WORK TO COMPLETE: From the first line to the last, retype the listing without any alteration.

---+---

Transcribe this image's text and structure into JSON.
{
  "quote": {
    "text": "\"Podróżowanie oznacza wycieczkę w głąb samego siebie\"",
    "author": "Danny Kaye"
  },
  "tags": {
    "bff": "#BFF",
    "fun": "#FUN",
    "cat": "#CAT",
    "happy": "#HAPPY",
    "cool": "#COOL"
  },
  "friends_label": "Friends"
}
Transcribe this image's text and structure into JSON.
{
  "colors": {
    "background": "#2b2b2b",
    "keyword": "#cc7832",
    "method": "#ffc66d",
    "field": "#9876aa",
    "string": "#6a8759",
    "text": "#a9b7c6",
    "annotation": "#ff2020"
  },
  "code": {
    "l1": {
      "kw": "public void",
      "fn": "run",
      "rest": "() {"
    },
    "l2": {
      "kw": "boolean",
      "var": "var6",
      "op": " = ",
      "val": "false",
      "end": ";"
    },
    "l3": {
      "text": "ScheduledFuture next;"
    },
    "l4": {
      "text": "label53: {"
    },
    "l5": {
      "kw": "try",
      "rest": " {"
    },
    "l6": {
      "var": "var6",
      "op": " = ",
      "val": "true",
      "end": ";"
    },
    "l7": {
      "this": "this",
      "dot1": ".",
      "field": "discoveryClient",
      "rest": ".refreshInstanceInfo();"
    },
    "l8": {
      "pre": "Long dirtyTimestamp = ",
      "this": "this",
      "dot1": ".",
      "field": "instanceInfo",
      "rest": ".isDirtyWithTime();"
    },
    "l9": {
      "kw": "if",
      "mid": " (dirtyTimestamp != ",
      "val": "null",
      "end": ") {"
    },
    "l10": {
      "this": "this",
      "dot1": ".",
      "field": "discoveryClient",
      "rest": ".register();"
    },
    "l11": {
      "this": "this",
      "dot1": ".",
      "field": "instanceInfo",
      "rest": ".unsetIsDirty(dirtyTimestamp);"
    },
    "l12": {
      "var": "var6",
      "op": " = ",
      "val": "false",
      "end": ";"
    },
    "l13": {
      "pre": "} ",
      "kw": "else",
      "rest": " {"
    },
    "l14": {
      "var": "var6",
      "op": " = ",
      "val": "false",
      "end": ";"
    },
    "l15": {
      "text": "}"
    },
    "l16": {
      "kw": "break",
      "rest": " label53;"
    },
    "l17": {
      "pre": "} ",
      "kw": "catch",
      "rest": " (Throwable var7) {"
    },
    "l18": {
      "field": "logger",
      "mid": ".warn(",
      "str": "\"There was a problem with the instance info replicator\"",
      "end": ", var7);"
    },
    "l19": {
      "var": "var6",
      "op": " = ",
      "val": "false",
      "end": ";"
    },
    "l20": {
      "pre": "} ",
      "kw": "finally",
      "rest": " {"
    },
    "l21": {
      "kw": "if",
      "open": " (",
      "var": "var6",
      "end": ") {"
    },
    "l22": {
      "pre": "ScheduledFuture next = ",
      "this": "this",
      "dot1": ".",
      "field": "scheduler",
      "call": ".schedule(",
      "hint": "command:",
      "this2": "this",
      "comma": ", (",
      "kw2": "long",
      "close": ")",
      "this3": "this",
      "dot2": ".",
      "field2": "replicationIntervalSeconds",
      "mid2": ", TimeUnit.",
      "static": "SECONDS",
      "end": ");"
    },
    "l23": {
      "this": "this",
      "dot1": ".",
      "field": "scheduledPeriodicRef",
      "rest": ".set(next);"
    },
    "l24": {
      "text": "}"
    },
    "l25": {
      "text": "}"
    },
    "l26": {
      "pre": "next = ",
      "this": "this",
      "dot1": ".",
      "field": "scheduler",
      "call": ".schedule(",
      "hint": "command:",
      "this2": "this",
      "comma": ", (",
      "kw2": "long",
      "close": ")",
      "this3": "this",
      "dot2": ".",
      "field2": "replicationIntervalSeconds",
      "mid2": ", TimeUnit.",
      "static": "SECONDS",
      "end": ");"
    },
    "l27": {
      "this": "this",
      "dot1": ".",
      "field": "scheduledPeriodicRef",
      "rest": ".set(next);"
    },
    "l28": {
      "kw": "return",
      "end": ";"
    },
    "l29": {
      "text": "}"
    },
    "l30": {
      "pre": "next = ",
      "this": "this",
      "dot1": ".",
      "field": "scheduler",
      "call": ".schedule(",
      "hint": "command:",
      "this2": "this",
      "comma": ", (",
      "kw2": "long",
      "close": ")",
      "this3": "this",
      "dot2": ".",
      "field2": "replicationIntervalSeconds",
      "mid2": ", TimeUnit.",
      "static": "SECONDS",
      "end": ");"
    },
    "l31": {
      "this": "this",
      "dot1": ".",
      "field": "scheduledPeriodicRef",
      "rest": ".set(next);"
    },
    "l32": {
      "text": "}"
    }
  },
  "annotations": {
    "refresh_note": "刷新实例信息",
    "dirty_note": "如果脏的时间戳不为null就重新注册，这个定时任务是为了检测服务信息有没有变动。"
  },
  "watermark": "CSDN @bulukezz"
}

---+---

ANSWER AREA:
Transcribe this image's text and structure into JSON.
{
  "quote": {
    "text": "\"Podróżowanie oznacza wycieczkę w głąb samego siebie\"",
    "author": "Danny Kaye"
  },
  "tags": {
    "bff": "#BFF",
    "fun": "#FUN",
    "cat": "#CAT",
    "happy": "#HAPPY",
    "cool": "#COOL"
  },
  "friends_label": "Friends"
}
Transcribe this image's text and structure into JSON.
{
  "colors": {
    "background": "#2b2b2b",
    "keyword": "#cc7832",
    "method": "#ffc66d",
    "field": "#9876aa",
    "string": "#6a8759",
    "text": "#a9b7c6",
    "annotation": "#ff2020"
  },
  "code": {
    "l1": {
      "kw": "public void",
      "fn": "run",
      "rest": "() {"
    },
    "l2": {
      "kw": "boolean",
      "var": "var6",
      "op": " = ",
      "val": "false",
      "end": ";"
    },
    "l3": {
      "text": "ScheduledFuture next;"
    },
    "l4": {
      "text": "label53: {"
    },
    "l5": {
      "kw": "try",
      "rest": " {"
    },
    "l6": {
      "var": "var6",
      "op": " = ",
      "val": "true",
      "end": ";"
    },
    "l7": {
      "this": "this",
      "dot1": ".",
      "field": "discoveryClient",
      "rest": ".refreshInstanceInfo();"
    },
    "l8": {
      "pre": "Long dirtyTimestamp = ",
      "this": "this",
      "dot1": ".",
      "field": "instanceInfo",
      "rest": ".isDirtyWithTime();"
    },
    "l9": {
      "kw": "if",
      "mid": " (dirtyTimestamp != ",
      "val": "null",
      "end": ") {"
    },
    "l10": {
      "this": "this",
      "dot1": ".",
      "field": "discoveryClient",
      "rest": ".register();"
    },
    "l11": {
      "this": "this",
      "dot1": ".",
      "field": "instanceInfo",
      "rest": ".unsetIsDirty(dirtyTimestamp);"
    },
    "l12": {
      "var": "var6",
      "op": " = ",
      "val": "false",
      "end": ";"
    },
    "l13": {
      "pre": "} ",
      "kw": "else",
      "rest": " {"
    },
    "l14": {
      "var": "var6",
      "op": " = ",
      "val": "false",
      "end": ";"
    },
    "l15": {
      "text": "}"
    },
    "l16": {
      "kw": "break",
      "rest": " label53;"
    },
    "l17": {
      "pre": "} ",
      "kw": "catch",
      "rest": " (Throwable var7) {"
    },
    "l18": {
      "field": "logger",
      "mid": ".warn(",
      "str": "\"There was a problem with the instance info replicator\"",
      "end": ", var7);"
    },
    "l19": {
      "var": "var6",
      "op": " = ",
      "val": "false",
      "end": ";"
    },
    "l20": {
      "pre": "} ",
      "kw": "finally",
      "rest": " {"
    },
    "l21": {
      "kw": "if",
      "open": " (",
      "var": "var6",
      "end": ") {"
    },
    "l22": {
      "pre": "ScheduledFuture next = ",
      "this": "this",
      "dot1": ".",
      "field": "scheduler",
      "call": ".schedule(",
      "hint": "command:",
      "this2": "this",
      "comma": ", (",
      "kw2": "long",
      "close": ")",
      "this3": "this",
      "dot2": ".",
      "field2": "replicationIntervalSeconds",
      "mid2": ", TimeUnit.",
      "static": "SECONDS",
      "end": ");"
    },
    "l23": {
      "this": "this",
      "dot1": ".",
      "field": "scheduledPeriodicRef",
      "rest": ".set(next);"
    },
    "l24": {
      "text": "}"
    },
    "l25": {
      "text": "}"
    },
    "l26": {
      "pre": "next = ",
      "this": "this",
      "dot1": ".",
      "field": "scheduler",
      "call": ".schedule(",
      "hint": "command:",
      "this2": "this",
      "comma": ", (",
      "kw2": "long",
      "close": ")",
      "this3": "this",
      "dot2": ".",
      "field2": "replicationIntervalSeconds",
      "mid2": ", TimeUnit.",
      "static": "SECONDS",
      "end": ");"
    },
    "l27": {
      "this": "this",
      "dot1": ".",
      "field": "scheduledPeriodicRef",
      "rest": ".set(next);"
    },
    "l28": {
      "kw": "return",
      "end": ";"
    },
    "l29": {
      "text": "}"
    },
    "l30": {
      "pre": "next = ",
      "this": "this",
      "dot1": ".",
      "field": "scheduler",
      "call": ".schedule(",
      "hint": "command:",
      "this2": "this",
      "comma": ", (",
      "kw2": "long",
      "close": ")",
      "this3": "this",
      "dot2": ".",
      "field2": "replicationIntervalSeconds",
      "mid2": ", TimeUnit.",
      "static": "SECONDS",
      "end": ");"
    },
    "l31": {
      "this": "this",
      "dot1": ".",
      "field": "scheduledPeriodicRef",
      "rest": ".set(next);"
    },
    "l32": {
      "text": "}"
    }
  },
  "annotations": {
    "refresh_note": "刷新实例信息",
    "dirty_note": "如果脏的时间戳不为null就重新注册，这个定时任务是为了检测服务信息有没有变动。"
  },
  "watermark": "CSDN @bulukezz"
}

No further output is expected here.